§ Problem to work on
Read through the listing, and wherever a line holds the word "Классические", return it.
+ + + +
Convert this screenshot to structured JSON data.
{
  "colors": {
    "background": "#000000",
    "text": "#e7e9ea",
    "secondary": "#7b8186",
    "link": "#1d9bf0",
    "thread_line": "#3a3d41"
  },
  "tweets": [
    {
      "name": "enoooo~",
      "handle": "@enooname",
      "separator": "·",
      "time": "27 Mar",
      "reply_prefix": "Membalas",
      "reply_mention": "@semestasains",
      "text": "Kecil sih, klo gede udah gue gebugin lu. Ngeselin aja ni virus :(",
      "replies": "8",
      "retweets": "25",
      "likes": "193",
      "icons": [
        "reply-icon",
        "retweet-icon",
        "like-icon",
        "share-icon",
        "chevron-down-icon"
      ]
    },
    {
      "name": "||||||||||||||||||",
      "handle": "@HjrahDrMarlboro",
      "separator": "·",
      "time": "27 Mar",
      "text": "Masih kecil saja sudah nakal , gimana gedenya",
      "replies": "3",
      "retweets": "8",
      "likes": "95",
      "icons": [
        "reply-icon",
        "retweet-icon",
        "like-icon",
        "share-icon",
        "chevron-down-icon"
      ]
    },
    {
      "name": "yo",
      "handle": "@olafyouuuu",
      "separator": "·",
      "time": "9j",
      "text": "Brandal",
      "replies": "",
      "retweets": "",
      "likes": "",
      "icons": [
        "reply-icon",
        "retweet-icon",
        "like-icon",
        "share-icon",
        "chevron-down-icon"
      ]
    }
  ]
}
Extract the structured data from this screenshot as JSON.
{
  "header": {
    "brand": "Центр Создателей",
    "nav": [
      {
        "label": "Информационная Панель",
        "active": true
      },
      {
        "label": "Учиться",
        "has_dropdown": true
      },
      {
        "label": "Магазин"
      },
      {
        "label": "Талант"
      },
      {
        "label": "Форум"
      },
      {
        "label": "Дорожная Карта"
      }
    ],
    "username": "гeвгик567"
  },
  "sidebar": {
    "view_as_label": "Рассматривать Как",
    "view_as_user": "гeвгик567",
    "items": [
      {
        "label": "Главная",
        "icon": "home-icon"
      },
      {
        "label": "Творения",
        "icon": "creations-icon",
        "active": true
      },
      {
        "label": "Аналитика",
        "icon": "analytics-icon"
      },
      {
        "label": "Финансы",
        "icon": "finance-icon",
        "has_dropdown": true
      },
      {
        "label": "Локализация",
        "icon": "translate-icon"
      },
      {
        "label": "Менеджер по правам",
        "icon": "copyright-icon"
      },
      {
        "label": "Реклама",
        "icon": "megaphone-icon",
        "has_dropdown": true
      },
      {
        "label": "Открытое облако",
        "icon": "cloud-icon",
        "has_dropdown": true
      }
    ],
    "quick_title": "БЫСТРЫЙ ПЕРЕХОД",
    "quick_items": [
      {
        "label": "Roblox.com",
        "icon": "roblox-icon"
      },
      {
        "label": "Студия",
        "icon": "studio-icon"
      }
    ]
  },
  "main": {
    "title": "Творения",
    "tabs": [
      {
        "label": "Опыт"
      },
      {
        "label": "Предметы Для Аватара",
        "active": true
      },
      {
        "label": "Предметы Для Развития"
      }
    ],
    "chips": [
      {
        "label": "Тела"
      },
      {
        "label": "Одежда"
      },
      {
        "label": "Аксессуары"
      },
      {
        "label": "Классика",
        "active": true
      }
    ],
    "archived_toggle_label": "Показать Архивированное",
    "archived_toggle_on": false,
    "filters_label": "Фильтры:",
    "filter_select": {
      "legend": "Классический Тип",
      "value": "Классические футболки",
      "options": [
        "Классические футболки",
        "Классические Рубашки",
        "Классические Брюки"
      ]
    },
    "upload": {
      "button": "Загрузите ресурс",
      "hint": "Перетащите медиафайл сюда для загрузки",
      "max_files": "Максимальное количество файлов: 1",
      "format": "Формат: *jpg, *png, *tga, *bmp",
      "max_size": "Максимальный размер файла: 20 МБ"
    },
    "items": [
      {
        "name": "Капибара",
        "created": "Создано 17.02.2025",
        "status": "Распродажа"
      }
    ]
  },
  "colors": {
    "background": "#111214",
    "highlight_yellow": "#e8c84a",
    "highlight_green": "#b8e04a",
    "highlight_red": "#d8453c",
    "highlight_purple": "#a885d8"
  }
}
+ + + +
§ Exercise output
      "value": "Классические футболки",
        "Классические футболки",
        "Классические Рубашки",
        "Классические Брюки"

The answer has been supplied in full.